> [What to do] From the entries below, please gather each line containing the string "this".

──────── Source material

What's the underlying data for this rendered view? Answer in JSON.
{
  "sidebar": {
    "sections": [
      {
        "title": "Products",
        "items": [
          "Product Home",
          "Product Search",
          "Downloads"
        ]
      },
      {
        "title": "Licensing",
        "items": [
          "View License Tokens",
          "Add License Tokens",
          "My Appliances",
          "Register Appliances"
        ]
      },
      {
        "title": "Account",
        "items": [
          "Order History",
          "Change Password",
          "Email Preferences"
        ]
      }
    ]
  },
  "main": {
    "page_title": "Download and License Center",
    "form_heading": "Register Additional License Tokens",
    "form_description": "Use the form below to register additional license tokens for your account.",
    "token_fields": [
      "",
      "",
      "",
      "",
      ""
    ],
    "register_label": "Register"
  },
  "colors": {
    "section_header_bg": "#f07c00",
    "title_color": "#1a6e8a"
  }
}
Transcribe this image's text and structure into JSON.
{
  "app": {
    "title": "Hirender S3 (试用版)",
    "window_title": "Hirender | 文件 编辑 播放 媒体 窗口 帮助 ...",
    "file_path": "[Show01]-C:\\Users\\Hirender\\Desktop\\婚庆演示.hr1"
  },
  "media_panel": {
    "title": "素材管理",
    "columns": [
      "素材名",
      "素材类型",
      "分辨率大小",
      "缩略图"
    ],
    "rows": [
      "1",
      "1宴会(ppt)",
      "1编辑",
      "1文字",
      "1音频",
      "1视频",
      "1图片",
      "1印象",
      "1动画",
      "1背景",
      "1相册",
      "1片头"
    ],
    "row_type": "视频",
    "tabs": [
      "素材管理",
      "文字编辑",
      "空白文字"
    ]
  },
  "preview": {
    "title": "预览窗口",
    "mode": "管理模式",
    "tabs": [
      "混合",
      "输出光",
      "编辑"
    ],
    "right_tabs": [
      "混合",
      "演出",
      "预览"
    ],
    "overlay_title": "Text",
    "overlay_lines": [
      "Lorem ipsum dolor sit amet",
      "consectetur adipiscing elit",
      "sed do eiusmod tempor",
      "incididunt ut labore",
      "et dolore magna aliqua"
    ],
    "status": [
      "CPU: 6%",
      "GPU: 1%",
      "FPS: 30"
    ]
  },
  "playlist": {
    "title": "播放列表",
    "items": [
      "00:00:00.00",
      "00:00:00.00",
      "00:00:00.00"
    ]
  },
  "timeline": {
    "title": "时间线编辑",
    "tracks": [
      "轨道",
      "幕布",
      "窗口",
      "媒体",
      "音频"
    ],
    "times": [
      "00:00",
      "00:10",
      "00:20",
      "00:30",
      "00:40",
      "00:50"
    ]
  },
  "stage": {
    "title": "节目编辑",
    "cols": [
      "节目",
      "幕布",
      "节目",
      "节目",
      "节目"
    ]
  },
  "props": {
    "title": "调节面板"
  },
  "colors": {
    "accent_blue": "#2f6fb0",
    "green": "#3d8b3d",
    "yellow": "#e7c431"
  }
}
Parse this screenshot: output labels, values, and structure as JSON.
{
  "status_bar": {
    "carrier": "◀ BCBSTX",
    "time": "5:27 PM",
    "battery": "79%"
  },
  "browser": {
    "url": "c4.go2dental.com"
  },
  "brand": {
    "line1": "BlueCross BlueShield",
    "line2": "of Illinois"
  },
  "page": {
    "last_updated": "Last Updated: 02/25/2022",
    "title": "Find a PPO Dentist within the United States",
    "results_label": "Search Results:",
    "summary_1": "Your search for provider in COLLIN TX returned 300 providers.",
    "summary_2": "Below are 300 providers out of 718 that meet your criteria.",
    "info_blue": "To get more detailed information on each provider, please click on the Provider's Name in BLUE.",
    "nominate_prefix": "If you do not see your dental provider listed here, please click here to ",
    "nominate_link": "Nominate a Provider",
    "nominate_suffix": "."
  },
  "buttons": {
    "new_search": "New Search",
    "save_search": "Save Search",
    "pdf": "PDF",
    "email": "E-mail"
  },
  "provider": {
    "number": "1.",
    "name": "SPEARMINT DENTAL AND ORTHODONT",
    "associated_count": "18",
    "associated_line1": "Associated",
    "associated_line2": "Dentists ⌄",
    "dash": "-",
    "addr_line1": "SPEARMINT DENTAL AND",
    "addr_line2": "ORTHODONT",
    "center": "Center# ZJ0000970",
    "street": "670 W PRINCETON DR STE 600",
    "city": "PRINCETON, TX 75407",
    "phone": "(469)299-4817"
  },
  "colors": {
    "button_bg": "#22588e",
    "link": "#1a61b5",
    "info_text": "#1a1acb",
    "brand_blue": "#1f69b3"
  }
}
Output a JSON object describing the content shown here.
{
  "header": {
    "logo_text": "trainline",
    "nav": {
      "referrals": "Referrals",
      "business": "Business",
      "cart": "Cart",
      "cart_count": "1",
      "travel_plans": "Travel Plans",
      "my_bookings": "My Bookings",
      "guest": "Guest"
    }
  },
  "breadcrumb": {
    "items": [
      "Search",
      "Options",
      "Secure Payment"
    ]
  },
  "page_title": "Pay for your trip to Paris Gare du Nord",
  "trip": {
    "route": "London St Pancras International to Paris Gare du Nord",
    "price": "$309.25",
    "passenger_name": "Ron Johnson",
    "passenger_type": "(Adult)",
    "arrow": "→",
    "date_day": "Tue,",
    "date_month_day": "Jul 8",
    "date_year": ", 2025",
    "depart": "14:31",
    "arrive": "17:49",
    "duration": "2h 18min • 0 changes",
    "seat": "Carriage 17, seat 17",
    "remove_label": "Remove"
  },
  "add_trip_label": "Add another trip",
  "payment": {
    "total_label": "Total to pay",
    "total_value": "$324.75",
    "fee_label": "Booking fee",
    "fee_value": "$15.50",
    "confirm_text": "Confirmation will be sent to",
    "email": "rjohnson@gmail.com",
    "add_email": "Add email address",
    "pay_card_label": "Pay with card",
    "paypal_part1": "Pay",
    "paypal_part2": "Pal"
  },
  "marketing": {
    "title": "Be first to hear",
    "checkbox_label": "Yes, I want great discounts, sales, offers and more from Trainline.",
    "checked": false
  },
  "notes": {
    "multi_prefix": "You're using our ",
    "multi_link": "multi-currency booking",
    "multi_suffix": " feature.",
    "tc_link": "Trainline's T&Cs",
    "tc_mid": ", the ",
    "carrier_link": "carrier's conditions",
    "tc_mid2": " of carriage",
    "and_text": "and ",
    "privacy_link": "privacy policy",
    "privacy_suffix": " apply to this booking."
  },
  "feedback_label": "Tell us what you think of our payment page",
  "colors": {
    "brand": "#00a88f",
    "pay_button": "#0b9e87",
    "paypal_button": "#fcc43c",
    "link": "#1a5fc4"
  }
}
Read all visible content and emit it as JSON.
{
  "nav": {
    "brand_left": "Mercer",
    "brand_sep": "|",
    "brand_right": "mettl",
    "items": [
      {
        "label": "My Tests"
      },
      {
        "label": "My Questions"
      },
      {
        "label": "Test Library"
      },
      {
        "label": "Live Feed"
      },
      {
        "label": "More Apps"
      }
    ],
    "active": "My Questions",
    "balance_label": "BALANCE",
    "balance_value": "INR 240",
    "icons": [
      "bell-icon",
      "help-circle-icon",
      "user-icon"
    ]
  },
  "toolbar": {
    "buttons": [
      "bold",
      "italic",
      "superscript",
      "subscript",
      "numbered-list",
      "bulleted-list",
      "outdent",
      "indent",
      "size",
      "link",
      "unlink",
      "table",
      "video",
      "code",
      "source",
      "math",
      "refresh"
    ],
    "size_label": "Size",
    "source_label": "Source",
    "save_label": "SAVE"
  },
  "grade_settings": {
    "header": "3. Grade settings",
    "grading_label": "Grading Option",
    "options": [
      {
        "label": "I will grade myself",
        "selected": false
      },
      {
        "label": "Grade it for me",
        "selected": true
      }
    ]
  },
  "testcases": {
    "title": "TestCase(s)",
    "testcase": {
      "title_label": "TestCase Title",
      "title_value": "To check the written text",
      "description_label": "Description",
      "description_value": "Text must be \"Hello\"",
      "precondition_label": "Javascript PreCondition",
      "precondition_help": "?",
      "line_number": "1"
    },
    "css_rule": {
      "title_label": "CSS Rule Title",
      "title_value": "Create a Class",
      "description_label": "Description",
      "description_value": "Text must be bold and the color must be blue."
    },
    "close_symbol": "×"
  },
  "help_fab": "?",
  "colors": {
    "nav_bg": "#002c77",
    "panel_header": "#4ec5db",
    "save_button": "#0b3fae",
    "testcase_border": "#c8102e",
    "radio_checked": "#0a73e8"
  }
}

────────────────

> [Expected answer]
What's the underlying data for this rendered view? Answer in JSON.
Transcribe this image's text and structure into JSON.
Parse this screenshot: output labels, values, and structure as JSON.
    "privacy_suffix": " apply to this booking."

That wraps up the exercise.